• [What the task requires]
For the material below, please count the lines containing "title". Reply with the count alone.
Task material Start Marker
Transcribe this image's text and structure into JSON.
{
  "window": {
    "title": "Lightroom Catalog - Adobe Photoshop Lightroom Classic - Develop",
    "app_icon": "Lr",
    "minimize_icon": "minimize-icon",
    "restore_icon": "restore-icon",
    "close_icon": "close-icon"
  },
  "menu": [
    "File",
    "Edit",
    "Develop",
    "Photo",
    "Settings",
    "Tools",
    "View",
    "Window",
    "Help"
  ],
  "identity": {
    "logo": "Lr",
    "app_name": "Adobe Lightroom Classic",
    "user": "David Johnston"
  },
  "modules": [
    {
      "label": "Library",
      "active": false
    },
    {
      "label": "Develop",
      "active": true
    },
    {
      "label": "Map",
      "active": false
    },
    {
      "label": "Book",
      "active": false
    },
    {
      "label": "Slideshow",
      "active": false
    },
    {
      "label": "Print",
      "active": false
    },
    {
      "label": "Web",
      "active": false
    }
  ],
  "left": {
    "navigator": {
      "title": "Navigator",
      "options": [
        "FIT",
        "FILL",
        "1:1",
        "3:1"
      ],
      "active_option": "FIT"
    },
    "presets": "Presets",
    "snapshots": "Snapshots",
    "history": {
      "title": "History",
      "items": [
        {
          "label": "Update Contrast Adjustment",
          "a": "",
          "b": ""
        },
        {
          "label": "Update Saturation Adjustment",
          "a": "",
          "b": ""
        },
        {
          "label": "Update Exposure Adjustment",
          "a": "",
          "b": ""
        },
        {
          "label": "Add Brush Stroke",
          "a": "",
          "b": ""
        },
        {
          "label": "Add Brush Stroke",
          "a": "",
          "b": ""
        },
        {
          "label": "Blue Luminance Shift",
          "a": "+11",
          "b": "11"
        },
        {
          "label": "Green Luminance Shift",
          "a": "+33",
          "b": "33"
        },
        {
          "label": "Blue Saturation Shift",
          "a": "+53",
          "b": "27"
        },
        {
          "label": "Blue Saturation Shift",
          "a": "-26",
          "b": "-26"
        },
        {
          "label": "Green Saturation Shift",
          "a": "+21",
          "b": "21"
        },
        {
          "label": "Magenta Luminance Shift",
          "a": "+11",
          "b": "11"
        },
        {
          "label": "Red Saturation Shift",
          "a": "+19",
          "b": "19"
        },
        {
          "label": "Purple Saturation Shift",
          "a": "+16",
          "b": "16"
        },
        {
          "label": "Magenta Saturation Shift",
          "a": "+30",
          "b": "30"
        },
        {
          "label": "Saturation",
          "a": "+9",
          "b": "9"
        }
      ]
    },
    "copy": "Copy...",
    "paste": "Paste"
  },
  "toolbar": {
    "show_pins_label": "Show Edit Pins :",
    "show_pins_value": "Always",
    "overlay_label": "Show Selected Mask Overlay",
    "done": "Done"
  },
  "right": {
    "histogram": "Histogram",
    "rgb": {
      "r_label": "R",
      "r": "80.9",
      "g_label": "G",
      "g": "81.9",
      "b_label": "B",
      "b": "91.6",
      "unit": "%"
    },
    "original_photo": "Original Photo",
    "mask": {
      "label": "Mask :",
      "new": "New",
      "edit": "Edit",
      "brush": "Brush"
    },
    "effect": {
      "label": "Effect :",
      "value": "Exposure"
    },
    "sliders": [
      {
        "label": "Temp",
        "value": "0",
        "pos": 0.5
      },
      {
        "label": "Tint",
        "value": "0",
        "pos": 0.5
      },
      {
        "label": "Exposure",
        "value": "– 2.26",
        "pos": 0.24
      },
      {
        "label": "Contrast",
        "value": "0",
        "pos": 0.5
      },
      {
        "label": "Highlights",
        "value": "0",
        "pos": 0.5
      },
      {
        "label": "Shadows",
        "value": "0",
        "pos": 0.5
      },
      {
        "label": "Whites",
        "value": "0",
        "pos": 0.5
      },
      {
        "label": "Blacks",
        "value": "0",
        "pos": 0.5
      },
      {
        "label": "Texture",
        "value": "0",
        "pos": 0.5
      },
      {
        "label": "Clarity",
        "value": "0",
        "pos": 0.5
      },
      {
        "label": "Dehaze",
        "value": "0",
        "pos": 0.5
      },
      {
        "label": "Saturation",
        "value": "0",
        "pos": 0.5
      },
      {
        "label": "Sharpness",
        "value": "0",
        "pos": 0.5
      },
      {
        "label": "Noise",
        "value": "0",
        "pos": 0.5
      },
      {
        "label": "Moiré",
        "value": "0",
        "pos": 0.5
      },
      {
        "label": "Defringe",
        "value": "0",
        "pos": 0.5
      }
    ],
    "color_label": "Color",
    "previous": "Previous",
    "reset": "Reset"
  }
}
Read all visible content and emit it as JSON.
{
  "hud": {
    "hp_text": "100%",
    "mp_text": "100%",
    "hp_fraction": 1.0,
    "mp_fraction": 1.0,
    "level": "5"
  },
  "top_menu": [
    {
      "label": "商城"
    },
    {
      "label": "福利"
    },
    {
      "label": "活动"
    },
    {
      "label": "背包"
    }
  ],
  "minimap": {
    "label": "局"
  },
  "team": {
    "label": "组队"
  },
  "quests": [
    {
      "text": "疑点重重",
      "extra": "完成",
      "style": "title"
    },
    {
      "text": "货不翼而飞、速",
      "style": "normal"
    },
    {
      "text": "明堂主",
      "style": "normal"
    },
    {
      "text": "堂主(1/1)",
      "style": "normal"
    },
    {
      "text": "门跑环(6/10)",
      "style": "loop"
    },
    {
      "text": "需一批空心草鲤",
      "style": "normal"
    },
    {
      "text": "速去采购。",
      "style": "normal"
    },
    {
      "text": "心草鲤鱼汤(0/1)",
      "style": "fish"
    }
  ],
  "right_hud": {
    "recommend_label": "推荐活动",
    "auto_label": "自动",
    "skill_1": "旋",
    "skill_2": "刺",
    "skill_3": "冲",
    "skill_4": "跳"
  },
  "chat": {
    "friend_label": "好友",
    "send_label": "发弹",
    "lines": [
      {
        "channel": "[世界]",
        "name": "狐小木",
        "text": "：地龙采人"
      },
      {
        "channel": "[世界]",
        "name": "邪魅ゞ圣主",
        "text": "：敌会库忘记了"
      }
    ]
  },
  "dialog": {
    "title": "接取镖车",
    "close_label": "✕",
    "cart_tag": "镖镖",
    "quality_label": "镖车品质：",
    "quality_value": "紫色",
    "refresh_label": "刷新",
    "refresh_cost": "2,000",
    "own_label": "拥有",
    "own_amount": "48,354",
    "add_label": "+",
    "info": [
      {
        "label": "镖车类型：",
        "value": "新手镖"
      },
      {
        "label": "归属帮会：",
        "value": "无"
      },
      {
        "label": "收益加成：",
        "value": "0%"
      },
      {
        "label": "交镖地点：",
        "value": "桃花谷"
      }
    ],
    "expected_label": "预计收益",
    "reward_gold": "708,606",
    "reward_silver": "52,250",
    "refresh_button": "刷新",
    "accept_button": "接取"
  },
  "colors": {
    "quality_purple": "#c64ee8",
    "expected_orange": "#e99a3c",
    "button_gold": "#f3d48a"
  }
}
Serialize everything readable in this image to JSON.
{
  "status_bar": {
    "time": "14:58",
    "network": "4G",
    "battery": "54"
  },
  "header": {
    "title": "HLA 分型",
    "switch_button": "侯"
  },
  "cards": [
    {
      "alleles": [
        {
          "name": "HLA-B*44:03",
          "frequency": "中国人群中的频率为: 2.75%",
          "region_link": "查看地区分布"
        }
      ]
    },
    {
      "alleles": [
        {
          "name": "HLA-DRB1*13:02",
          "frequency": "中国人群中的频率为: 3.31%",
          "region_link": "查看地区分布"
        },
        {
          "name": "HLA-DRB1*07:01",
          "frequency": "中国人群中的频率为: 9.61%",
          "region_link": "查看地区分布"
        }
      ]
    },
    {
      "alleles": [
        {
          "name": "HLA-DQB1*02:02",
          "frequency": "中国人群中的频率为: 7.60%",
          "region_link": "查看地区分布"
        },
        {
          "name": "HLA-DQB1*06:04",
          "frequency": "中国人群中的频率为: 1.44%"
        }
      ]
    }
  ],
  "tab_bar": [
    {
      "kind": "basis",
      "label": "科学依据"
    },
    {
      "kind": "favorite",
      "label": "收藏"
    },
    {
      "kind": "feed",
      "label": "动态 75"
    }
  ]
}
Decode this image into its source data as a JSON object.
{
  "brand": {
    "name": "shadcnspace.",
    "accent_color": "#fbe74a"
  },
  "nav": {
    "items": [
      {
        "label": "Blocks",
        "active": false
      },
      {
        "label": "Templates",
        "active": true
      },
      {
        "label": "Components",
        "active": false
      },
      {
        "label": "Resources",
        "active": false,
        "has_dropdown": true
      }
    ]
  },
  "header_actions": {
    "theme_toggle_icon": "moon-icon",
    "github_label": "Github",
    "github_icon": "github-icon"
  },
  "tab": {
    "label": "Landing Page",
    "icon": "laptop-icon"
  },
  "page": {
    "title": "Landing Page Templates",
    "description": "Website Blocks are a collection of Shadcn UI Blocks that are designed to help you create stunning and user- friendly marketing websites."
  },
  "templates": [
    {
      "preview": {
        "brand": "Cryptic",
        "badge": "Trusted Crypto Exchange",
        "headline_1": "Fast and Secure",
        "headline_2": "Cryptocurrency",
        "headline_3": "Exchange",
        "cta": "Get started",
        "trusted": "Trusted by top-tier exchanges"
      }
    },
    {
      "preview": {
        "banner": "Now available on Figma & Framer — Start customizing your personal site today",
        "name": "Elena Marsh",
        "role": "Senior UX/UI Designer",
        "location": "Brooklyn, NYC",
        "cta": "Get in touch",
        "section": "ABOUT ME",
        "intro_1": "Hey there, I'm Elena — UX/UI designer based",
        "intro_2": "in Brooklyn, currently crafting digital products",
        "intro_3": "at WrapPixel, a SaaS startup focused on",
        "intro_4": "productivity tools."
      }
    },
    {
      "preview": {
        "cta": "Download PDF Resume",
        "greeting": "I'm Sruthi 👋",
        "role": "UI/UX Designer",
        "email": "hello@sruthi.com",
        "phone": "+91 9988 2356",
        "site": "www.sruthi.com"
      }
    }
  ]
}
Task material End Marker
• [Completed exercise]
7